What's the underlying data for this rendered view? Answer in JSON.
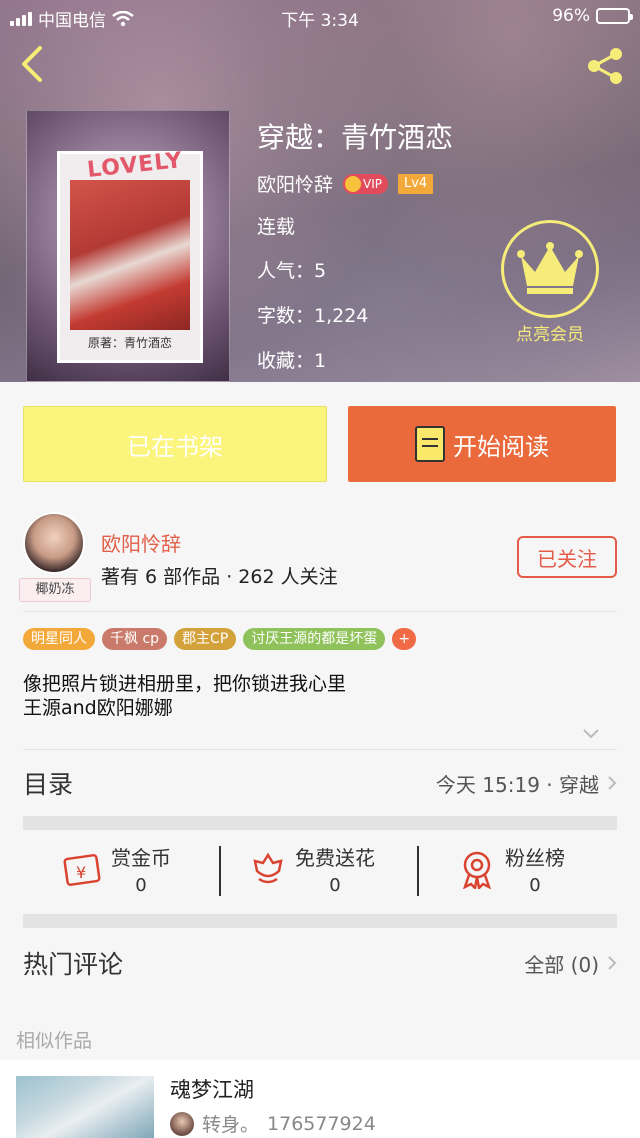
{
  "status_bar": {
    "carrier": "中国电信",
    "time": "下午 3:34",
    "battery": "96%"
  },
  "book": {
    "title": "穿越：青竹酒恋",
    "author": "欧阳怜辞",
    "vip_label": "VIP",
    "level": "Lv4",
    "status": "连载",
    "popularity": "人气：5",
    "word_count": "字数：1,224",
    "favorites": "收藏：1",
    "cover_text": "LOVELY",
    "cover_caption": "原著：青竹酒恋"
  },
  "member": {
    "label": "点亮会员"
  },
  "buttons": {
    "shelf": "已在书架",
    "read": "开始阅读"
  },
  "author_info": {
    "avatar_tag": "椰奶冻",
    "name": "欧阳怜辞",
    "summary": "著有 6 部作品 · 262 人关注",
    "follow_label": "已关注"
  },
  "tags": [
    {
      "label": "明星同人",
      "color": "#f3a93a"
    },
    {
      "label": "千枫 cp",
      "color": "#c97a6a"
    },
    {
      "label": "郡主CP",
      "color": "#d4a23a"
    },
    {
      "label": "讨厌王源的都是坏蛋",
      "color": "#8fc25a"
    }
  ],
  "tag_add": "+",
  "description": {
    "line1": "像把照片锁进相册里，把你锁进我心里",
    "line2": "王源and欧阳娜娜"
  },
  "toc": {
    "title": "目录",
    "latest": "今天 15:19 · 穿越"
  },
  "stats": [
    {
      "label": "赏金币",
      "value": "0",
      "icon": "red-envelope-icon"
    },
    {
      "label": "免费送花",
      "value": "0",
      "icon": "flower-icon"
    },
    {
      "label": "粉丝榜",
      "value": "0",
      "icon": "medal-icon"
    }
  ],
  "comments": {
    "title": "热门评论",
    "all": "全部 (0)"
  },
  "similar": {
    "heading": "相似作品",
    "item": {
      "title": "魂梦江湖",
      "author": "转身。",
      "id_text": "176577924"
    }
  },
  "colors": {
    "accent": "#ea6a3c",
    "shelf": "#fbf47d",
    "member": "#f6ec7a",
    "follow": "#e55b4a"
  }
}
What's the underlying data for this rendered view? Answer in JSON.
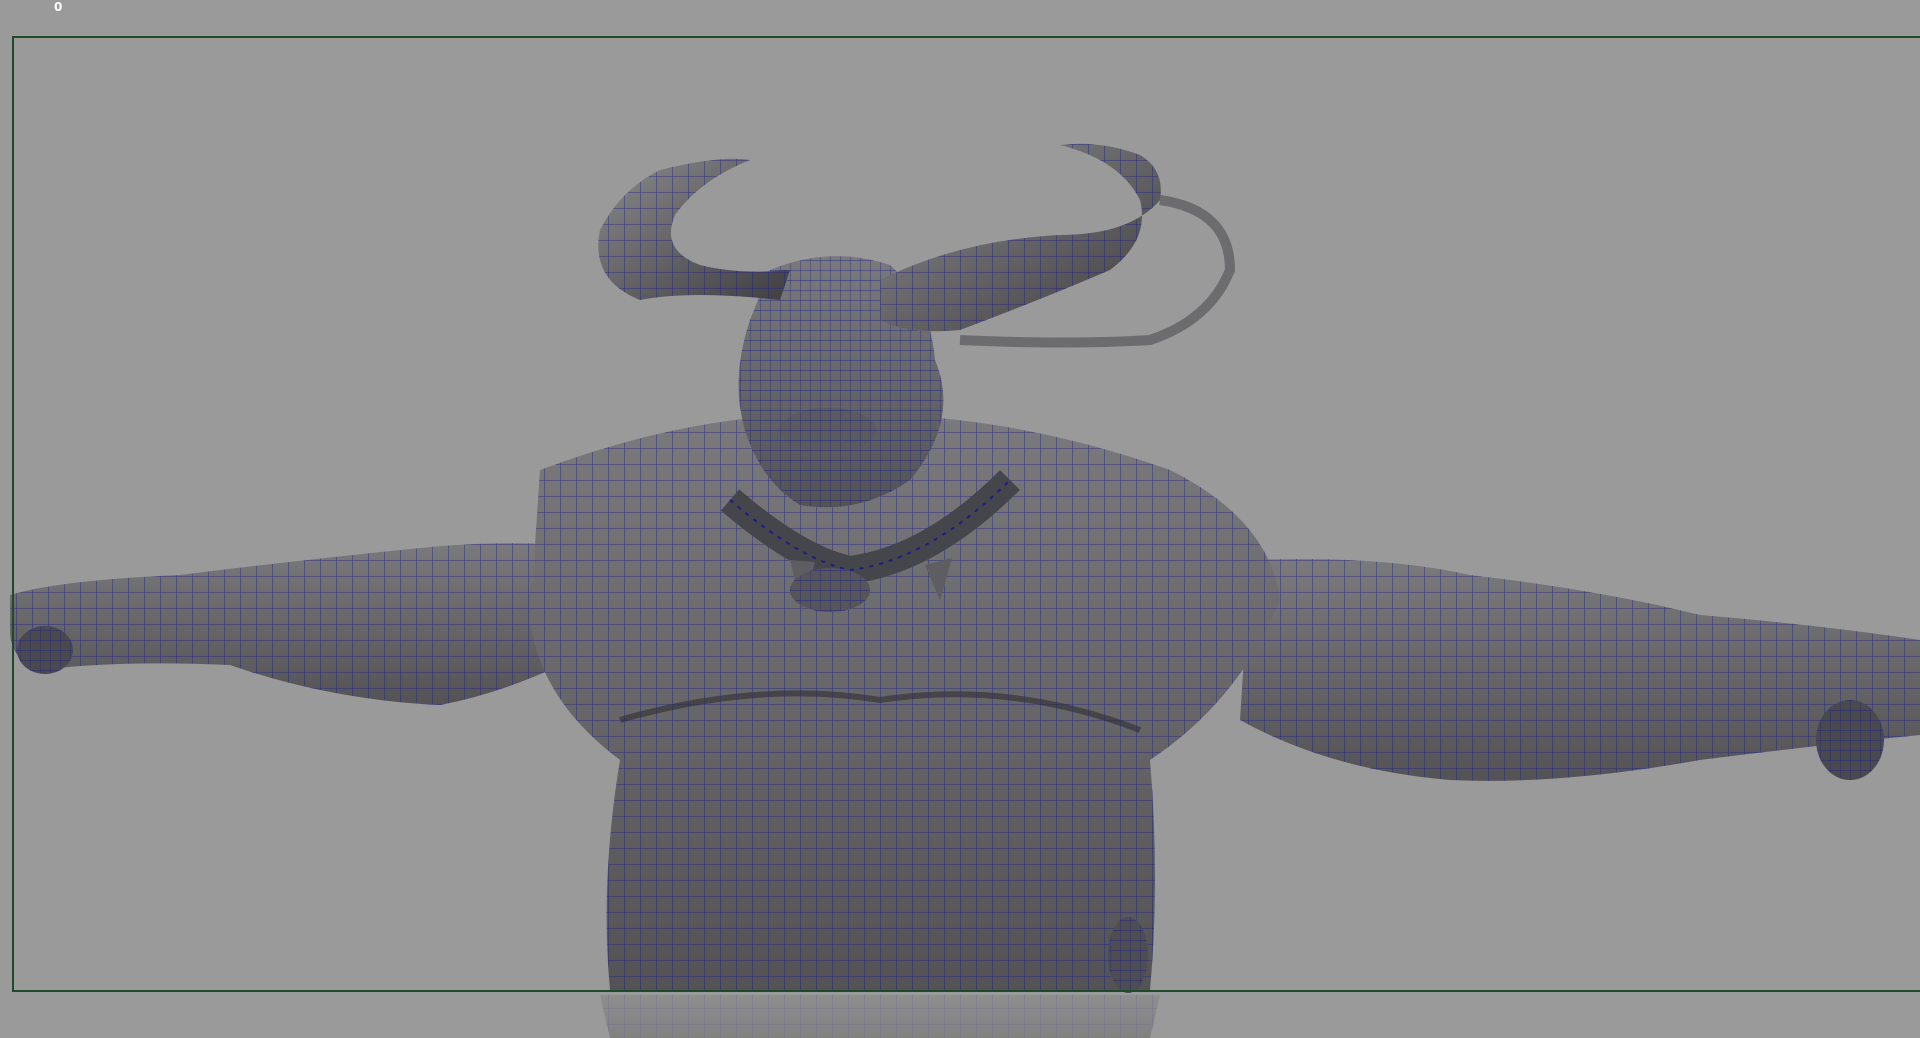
{
  "viewport": {
    "frame_counter": "0",
    "colors": {
      "background": "#9a9a9a",
      "gate_border": "#1f4a2a",
      "mesh_fill": "#6b6b6d",
      "mesh_shadow": "#3c3c40",
      "wireframe": "#1c1c8a"
    },
    "subject": "minotaur-character-mesh"
  }
}
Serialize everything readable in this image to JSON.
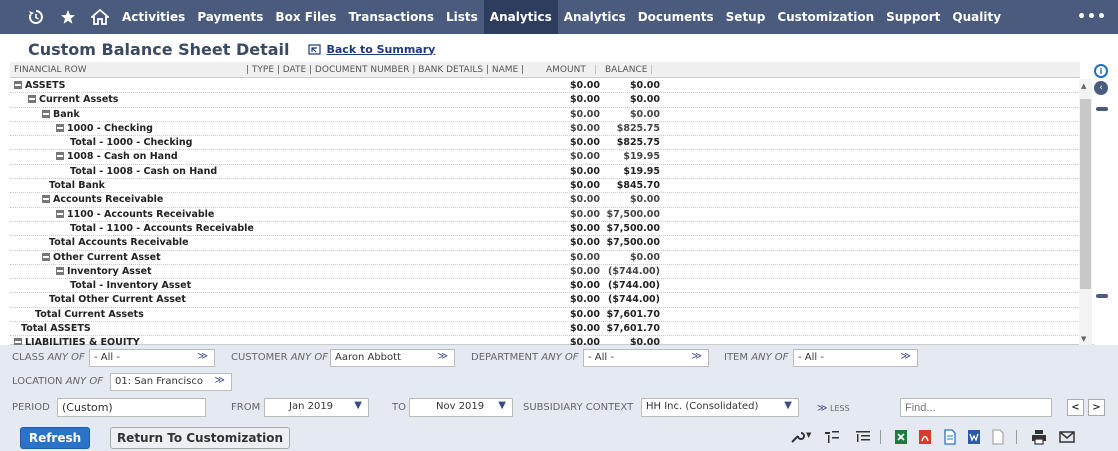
{
  "nav": {
    "items": [
      {
        "key": "activities",
        "label": "Activities"
      },
      {
        "key": "payments",
        "label": "Payments"
      },
      {
        "key": "box-files",
        "label": "Box Files"
      },
      {
        "key": "transactions",
        "label": "Transactions"
      },
      {
        "key": "lists",
        "label": "Lists"
      },
      {
        "key": "analytics",
        "label": "Analytics",
        "active": true
      },
      {
        "key": "analytics-2",
        "label": "Analytics"
      },
      {
        "key": "documents",
        "label": "Documents"
      },
      {
        "key": "setup",
        "label": "Setup"
      },
      {
        "key": "customization",
        "label": "Customization"
      },
      {
        "key": "support",
        "label": "Support"
      },
      {
        "key": "quality",
        "label": "Quality"
      }
    ],
    "more": "•••",
    "icons": [
      "recent-records-icon",
      "favorites-star-icon",
      "home-icon"
    ]
  },
  "title": {
    "page_title": "Custom Balance Sheet Detail",
    "back_link": "Back to Summary"
  },
  "report": {
    "columns": {
      "financial_row": "FINANCIAL ROW",
      "type_group": "| TYPE | DATE | DOCUMENT NUMBER | BANK DETAILS | NAME |",
      "amount": "AMOUNT",
      "balance": "BALANCE"
    },
    "rows": [
      {
        "label": "ASSETS",
        "indent": 0,
        "toggle": true,
        "bold": true,
        "amount": "$0.00",
        "balance": "$0.00"
      },
      {
        "label": "Current Assets",
        "indent": 1,
        "toggle": true,
        "bold": true,
        "amount": "$0.00",
        "balance": "$0.00"
      },
      {
        "label": "Bank",
        "indent": 2,
        "toggle": true,
        "bold": true,
        "amount": "$0.00",
        "balance": "$0.00",
        "normal_values": true
      },
      {
        "label": "1000 - Checking",
        "indent": 3,
        "toggle": true,
        "bold": true,
        "amount": "$0.00",
        "balance": "$825.75",
        "normal_values": true
      },
      {
        "label": "Total - 1000 - Checking",
        "indent": 4,
        "toggle": false,
        "bold": true,
        "amount": "$0.00",
        "balance": "$825.75"
      },
      {
        "label": "1008 - Cash on Hand",
        "indent": 3,
        "toggle": true,
        "bold": true,
        "amount": "$0.00",
        "balance": "$19.95",
        "normal_values": true
      },
      {
        "label": "Total - 1008 - Cash on Hand",
        "indent": 4,
        "toggle": false,
        "bold": true,
        "amount": "$0.00",
        "balance": "$19.95"
      },
      {
        "label": "Total Bank",
        "indent": 2.5,
        "toggle": false,
        "bold": true,
        "amount": "$0.00",
        "balance": "$845.70"
      },
      {
        "label": "Accounts Receivable",
        "indent": 2,
        "toggle": true,
        "bold": true,
        "amount": "$0.00",
        "balance": "$0.00",
        "normal_values": true
      },
      {
        "label": "1100 - Accounts Receivable",
        "indent": 3,
        "toggle": true,
        "bold": true,
        "amount": "$0.00",
        "balance": "$7,500.00",
        "normal_values": true
      },
      {
        "label": "Total - 1100 - Accounts Receivable",
        "indent": 4,
        "toggle": false,
        "bold": true,
        "amount": "$0.00",
        "balance": "$7,500.00"
      },
      {
        "label": "Total Accounts Receivable",
        "indent": 2.5,
        "toggle": false,
        "bold": true,
        "amount": "$0.00",
        "balance": "$7,500.00"
      },
      {
        "label": "Other Current Asset",
        "indent": 2,
        "toggle": true,
        "bold": true,
        "amount": "$0.00",
        "balance": "$0.00",
        "normal_values": true
      },
      {
        "label": "Inventory Asset",
        "indent": 3,
        "toggle": true,
        "bold": true,
        "amount": "$0.00",
        "balance": "($744.00)",
        "normal_values": true
      },
      {
        "label": "Total - Inventory Asset",
        "indent": 4,
        "toggle": false,
        "bold": true,
        "amount": "$0.00",
        "balance": "($744.00)"
      },
      {
        "label": "Total Other Current Asset",
        "indent": 2.5,
        "toggle": false,
        "bold": true,
        "amount": "$0.00",
        "balance": "($744.00)"
      },
      {
        "label": "Total Current Assets",
        "indent": 1.5,
        "toggle": false,
        "bold": true,
        "amount": "$0.00",
        "balance": "$7,601.70"
      },
      {
        "label": "Total ASSETS",
        "indent": 0.5,
        "toggle": false,
        "bold": true,
        "amount": "$0.00",
        "balance": "$7,601.70"
      },
      {
        "label": "LIABILITIES & EQUITY",
        "indent": 0,
        "toggle": true,
        "bold": true,
        "amount": "$0.00",
        "balance": "$0.00"
      }
    ]
  },
  "filters": {
    "class_label": "CLASS",
    "any_of": "ANY OF",
    "class_value": "- All -",
    "customer_label": "CUSTOMER",
    "customer_value": "Aaron Abbott",
    "department_label": "DEPARTMENT",
    "department_value": "- All -",
    "item_label": "ITEM",
    "item_value": "- All -",
    "location_label": "LOCATION",
    "location_value": "01: San Francisco",
    "period_label": "PERIOD",
    "period_value": "(Custom)",
    "from_label": "FROM",
    "from_value": "Jan 2019",
    "to_label": "TO",
    "to_value": "Nov 2019",
    "subsidiary_label": "SUBSIDIARY CONTEXT",
    "subsidiary_value": "HH Inc. (Consolidated)",
    "less_label": "LESS",
    "find_placeholder": "Find...",
    "prev": "<",
    "next": ">"
  },
  "actions": {
    "refresh": "Refresh",
    "return": "Return To Customization"
  }
}
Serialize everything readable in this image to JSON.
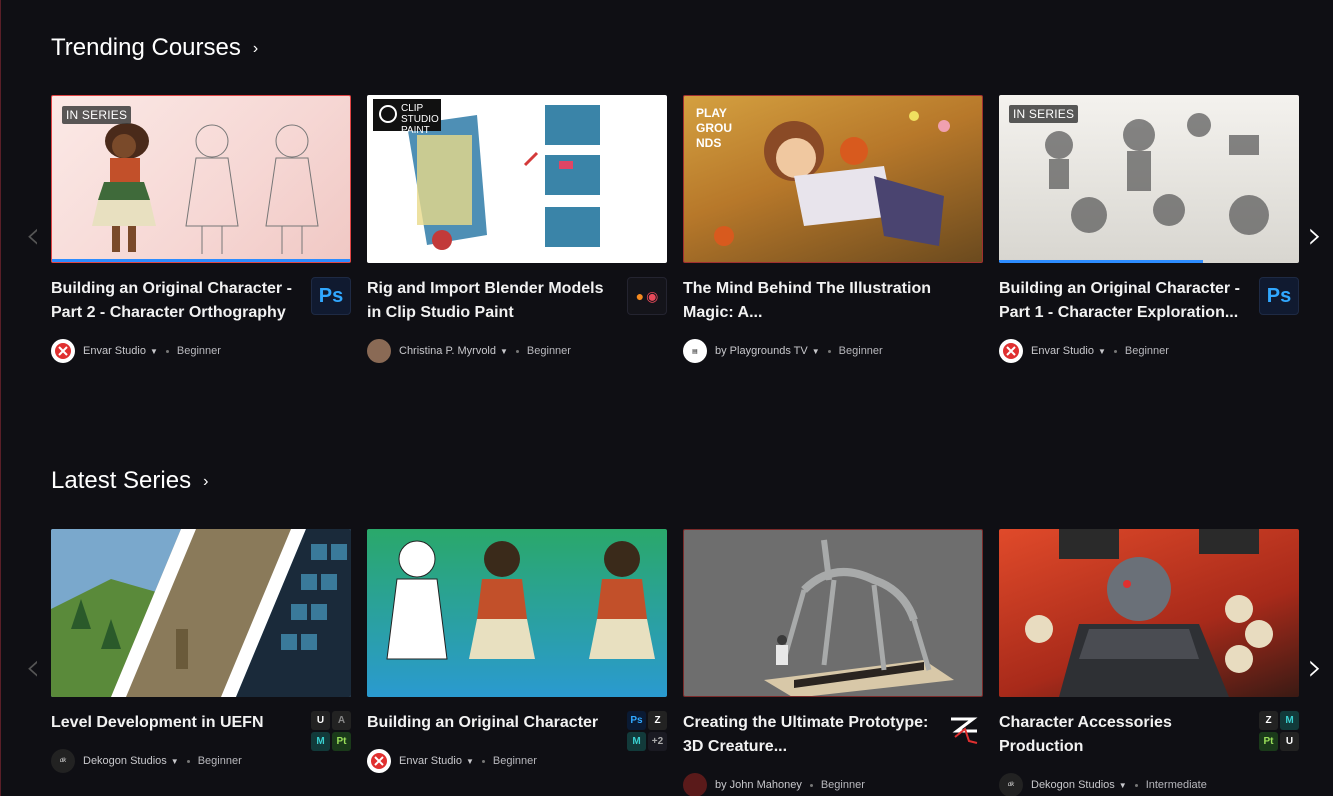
{
  "trending": {
    "title": "Trending Courses",
    "chevron": "›",
    "nav_prev": "‹",
    "nav_next": "›",
    "cards": [
      {
        "title": "Building an Original Character - Part 2 - Character Orthography",
        "badge": "IN SERIES",
        "author": "Envar Studio",
        "level": "Beginner",
        "software": [
          "Ps"
        ],
        "progress": 1.0
      },
      {
        "title": "Rig and Import Blender Models in Clip Studio Paint",
        "logo": "CLIP STUDIO PAINT",
        "author": "Christina P. Myrvold",
        "level": "Beginner",
        "software": [
          "blender-icon",
          "clip-studio-icon"
        ]
      },
      {
        "title": "The Mind Behind The Illustration Magic: A...",
        "logo": "PLAY GROU NDS",
        "author": "by Playgrounds TV",
        "level": "Beginner",
        "software": []
      },
      {
        "title": "Building an Original Character - Part 1 - Character Exploration...",
        "badge": "IN SERIES",
        "author": "Envar Studio",
        "level": "Beginner",
        "software": [
          "Ps"
        ],
        "progress": 0.68
      }
    ]
  },
  "latest": {
    "title": "Latest Series",
    "chevron": "›",
    "nav_prev": "‹",
    "nav_next": "›",
    "cards": [
      {
        "title": "Level Development in UEFN",
        "author": "Dekogon Studios",
        "level": "Beginner",
        "software": [
          "U",
          "A",
          "M",
          "Pt"
        ]
      },
      {
        "title": "Building an Original Character",
        "author": "Envar Studio",
        "level": "Beginner",
        "software": [
          "Ps",
          "Z",
          "M",
          "+2"
        ]
      },
      {
        "title": "Creating the Ultimate Prototype: 3D Creature...",
        "author": "by John Mahoney",
        "level": "Beginner",
        "software": [
          "zbrush-icon"
        ]
      },
      {
        "title": "Character Accessories Production",
        "author": "Dekogon Studios",
        "level": "Intermediate",
        "software": [
          "Z",
          "M",
          "Pt",
          "U"
        ]
      }
    ]
  },
  "colors": {
    "background": "#0f0f14",
    "progress": "#2d8cff",
    "photoshop": "#31a8ff",
    "envar_red": "#e03030"
  }
}
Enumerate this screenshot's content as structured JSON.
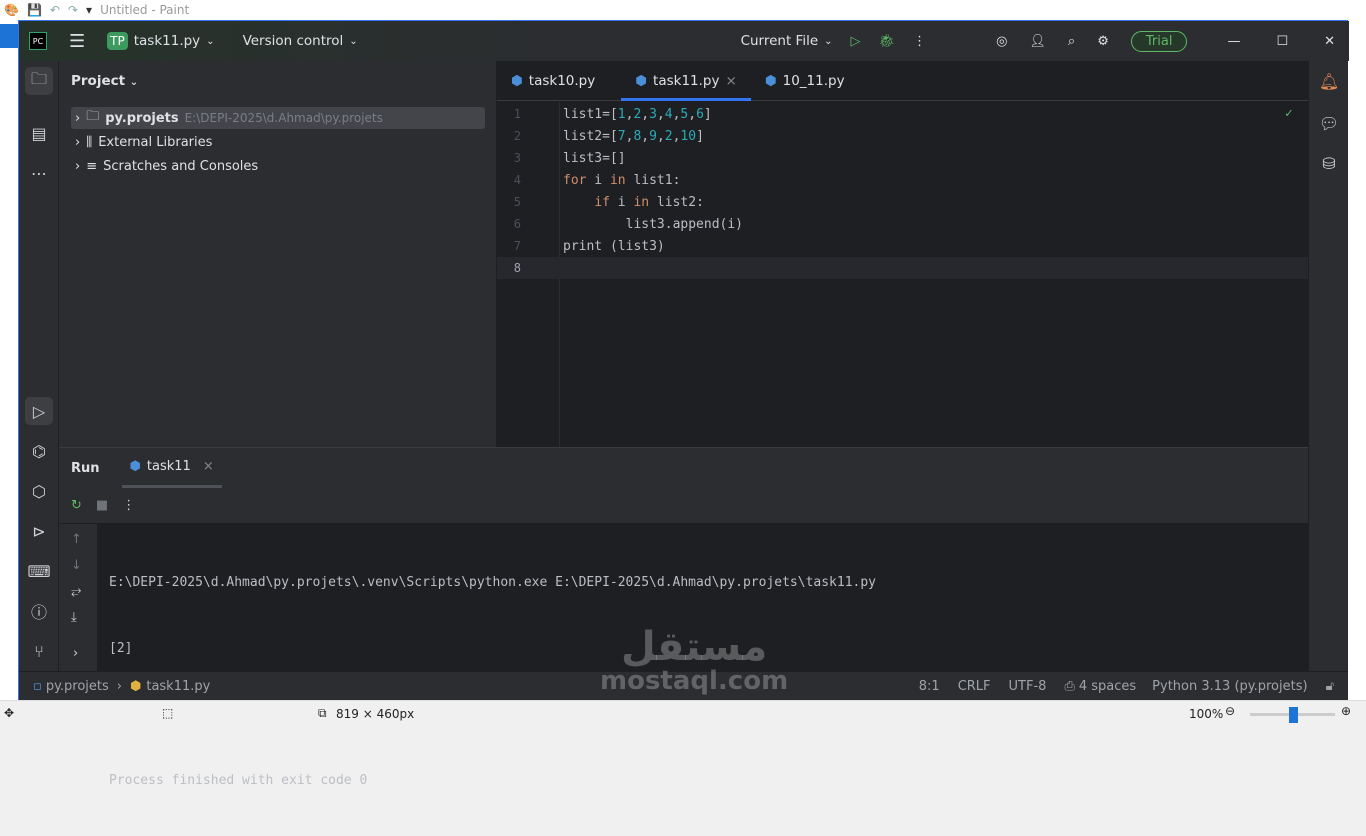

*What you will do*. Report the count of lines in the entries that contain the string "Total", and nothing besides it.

*Solution for this exercise*. 9